ALREADY AS A RESULT OF THESE FOUR FACTORS, which outline only a part of the natural limita- tions of “direct” communication, institutions, which have an interest in a culture of rational public debate, cannot forego a functioning media system. This is especially the case for foundations, since they es- sentially have nothing else to sell than good argu- ments and noble objectives. However for the afore- mentioned reasons they will not be in a position to guarantee the reach, acceptance and professional- ism of things addressed to a wide range of sections of the population. Effective communication with the public without mass media is an illusion. (What would even WikiLeaks be without its huge dissemi- nation and analysis by the classical media?) Certainly journalists do not always do in their role of arbitra- tors (see above) what a foundation – however noble its goals – might wish them to. But that is precisely their strength.
we must give urgent thought to the question of how we can establish and strengthen journalism as a crucial element of a functioning democratic entity.
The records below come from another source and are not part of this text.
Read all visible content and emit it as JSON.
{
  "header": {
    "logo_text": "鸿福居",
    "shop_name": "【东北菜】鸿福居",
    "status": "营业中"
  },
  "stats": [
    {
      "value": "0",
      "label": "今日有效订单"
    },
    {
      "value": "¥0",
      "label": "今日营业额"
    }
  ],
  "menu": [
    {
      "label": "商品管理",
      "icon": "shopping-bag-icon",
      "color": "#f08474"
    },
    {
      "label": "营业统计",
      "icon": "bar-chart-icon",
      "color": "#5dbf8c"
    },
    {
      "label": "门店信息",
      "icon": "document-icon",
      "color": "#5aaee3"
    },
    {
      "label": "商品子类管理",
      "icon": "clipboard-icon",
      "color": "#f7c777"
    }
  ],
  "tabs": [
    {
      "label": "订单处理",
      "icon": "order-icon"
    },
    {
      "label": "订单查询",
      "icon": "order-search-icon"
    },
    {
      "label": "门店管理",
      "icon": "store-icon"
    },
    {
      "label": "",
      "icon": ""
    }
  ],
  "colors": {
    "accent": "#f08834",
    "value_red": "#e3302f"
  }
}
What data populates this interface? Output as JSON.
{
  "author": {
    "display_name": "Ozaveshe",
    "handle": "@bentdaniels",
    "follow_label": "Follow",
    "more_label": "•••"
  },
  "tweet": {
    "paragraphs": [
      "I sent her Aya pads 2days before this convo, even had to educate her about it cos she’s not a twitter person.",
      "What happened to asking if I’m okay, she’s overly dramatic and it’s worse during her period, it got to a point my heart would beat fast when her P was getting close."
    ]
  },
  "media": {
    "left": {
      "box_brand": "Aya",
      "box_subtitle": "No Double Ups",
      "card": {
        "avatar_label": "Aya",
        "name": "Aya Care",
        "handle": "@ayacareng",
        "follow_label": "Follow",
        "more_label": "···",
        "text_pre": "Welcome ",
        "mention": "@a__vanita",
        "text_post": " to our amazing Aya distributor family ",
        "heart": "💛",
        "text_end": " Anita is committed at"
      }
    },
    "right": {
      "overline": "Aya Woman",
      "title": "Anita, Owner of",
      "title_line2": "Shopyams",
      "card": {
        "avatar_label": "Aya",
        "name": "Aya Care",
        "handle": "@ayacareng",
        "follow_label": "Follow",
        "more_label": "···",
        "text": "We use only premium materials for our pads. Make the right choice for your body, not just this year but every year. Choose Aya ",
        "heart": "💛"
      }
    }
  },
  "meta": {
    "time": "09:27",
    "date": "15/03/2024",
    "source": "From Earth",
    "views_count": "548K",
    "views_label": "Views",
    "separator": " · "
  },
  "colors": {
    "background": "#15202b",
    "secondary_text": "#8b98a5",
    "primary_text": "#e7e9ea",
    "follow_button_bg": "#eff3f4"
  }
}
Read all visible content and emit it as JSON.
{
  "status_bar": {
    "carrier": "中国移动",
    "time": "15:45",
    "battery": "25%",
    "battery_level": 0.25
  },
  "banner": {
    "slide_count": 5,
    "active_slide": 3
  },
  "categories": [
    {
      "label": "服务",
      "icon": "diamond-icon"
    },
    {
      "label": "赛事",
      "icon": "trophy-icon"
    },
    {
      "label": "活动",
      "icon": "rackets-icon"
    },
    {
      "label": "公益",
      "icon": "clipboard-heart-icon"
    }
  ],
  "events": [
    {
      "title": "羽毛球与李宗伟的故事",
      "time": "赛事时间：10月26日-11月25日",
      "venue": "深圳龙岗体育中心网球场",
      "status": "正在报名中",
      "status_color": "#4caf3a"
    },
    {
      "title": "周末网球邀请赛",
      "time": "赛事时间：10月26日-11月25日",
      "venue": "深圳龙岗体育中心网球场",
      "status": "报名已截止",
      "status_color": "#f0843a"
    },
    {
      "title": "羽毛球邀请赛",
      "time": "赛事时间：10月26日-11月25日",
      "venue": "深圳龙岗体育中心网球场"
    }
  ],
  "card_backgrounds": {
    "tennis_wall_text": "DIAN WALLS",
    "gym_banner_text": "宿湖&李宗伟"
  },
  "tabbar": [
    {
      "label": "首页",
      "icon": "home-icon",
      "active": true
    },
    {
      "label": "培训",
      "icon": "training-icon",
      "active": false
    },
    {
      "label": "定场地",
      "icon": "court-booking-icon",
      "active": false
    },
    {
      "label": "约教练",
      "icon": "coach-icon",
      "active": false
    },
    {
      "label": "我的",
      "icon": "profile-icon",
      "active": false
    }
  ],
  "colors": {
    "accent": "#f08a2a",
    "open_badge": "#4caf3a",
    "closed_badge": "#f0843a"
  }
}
And we must, using foundations in the USA as inspiration, think about it in Germany now, since it takes some time for one to find effective answers to these fundamental questions. We must therefore explore several experimental options now, which the established media cannot or will not explore themselves. We must not wait until the erosion of a vital pillar of democracy has caused long-term damage to the foundation of an operational press, since it is far more difficult to recreate something that has al- ready been destroyed from scratch than it is to take something and give it new substance. In a country in which one can even adopt potholes in run-down streets, it should also be possible to find donors to help the fourth pillar of democracy to once again achieve the useful capacity that befits its importance to the system, as mentioned at the beginning. The present study is a first stepping stone to that end.
Dortmund, Spring 2011
University Professor Holger Wormer